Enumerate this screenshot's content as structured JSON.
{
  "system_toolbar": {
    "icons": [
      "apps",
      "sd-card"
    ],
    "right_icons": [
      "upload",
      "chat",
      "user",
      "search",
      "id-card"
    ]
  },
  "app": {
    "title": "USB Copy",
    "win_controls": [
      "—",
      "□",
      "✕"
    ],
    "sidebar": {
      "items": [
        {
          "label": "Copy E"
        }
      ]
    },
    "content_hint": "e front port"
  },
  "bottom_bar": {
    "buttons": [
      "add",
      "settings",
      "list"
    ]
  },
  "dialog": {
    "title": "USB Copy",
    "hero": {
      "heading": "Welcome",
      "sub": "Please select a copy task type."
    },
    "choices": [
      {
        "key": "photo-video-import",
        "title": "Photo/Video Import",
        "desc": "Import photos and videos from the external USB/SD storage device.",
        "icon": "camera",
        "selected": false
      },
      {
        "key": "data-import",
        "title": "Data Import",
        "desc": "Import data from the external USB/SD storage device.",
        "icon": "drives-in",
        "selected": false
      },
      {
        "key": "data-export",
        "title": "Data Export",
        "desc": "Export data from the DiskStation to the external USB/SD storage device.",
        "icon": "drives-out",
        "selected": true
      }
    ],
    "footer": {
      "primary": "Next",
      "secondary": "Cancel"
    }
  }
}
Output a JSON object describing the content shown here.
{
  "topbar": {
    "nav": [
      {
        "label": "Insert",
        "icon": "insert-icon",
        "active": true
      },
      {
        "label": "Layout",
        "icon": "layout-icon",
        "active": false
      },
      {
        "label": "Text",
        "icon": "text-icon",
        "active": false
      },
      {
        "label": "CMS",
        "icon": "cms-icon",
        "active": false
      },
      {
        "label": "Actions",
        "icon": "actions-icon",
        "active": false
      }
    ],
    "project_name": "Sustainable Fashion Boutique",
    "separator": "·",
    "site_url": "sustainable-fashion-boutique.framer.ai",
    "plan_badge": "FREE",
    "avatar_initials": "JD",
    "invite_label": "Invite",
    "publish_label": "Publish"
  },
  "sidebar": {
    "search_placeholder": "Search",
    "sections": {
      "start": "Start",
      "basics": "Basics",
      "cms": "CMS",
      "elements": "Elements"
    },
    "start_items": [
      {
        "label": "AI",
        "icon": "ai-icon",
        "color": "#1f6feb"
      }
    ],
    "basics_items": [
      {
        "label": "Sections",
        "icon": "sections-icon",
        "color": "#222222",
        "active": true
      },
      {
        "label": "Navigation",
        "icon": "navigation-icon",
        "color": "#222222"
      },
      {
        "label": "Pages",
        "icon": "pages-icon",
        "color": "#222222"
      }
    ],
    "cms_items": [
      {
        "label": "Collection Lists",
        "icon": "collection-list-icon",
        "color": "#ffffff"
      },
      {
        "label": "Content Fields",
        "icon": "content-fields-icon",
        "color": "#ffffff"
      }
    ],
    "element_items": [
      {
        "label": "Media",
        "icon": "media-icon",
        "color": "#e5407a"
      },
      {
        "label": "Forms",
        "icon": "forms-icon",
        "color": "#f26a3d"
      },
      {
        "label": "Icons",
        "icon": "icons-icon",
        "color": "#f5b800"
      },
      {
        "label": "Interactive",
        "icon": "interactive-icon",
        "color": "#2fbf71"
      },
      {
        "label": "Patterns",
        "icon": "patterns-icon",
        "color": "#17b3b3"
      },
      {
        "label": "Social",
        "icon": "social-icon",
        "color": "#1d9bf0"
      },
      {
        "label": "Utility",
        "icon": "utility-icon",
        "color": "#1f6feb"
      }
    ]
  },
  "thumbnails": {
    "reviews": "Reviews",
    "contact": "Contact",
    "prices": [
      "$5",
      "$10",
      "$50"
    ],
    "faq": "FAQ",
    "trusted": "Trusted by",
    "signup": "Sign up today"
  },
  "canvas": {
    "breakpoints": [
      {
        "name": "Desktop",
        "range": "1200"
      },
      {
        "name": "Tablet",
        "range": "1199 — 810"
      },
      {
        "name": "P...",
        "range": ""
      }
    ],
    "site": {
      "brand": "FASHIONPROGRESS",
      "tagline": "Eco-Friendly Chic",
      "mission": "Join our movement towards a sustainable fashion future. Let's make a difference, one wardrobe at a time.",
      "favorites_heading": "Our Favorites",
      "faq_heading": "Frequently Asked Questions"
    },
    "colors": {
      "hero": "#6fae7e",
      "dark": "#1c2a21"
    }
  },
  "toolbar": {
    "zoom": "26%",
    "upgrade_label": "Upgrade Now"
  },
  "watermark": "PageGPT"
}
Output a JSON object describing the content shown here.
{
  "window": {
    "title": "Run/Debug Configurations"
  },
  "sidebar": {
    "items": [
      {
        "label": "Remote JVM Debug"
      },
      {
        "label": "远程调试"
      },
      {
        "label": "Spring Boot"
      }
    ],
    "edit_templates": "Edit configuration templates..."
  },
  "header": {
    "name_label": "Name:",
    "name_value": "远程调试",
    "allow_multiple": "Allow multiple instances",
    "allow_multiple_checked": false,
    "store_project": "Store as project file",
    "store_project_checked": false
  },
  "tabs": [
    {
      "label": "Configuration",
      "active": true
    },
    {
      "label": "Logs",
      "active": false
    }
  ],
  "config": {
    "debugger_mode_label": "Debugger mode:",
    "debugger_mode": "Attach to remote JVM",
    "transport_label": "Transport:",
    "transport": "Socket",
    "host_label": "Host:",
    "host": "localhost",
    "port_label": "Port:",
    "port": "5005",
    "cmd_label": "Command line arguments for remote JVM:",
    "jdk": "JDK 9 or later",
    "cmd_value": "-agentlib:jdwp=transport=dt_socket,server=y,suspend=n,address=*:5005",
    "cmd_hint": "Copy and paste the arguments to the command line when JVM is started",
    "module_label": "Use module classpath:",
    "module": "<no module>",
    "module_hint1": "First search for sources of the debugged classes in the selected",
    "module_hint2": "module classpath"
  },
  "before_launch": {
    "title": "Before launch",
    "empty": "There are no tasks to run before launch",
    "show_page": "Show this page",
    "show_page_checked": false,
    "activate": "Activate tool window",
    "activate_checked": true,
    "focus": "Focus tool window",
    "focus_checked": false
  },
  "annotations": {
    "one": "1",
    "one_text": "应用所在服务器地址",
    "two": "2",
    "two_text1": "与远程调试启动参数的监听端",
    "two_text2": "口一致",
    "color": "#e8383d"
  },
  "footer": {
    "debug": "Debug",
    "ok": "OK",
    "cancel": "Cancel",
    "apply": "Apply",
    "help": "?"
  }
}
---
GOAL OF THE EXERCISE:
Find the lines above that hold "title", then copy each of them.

RESULT OF THE TASK:
    "title": "USB Copy",
    "title": "USB Copy",
        "title": "Photo/Video Import",
        "title": "Data Import",
        "title": "Data Export",
    "title": "Run/Debug Configurations"
    "title": "Before launch",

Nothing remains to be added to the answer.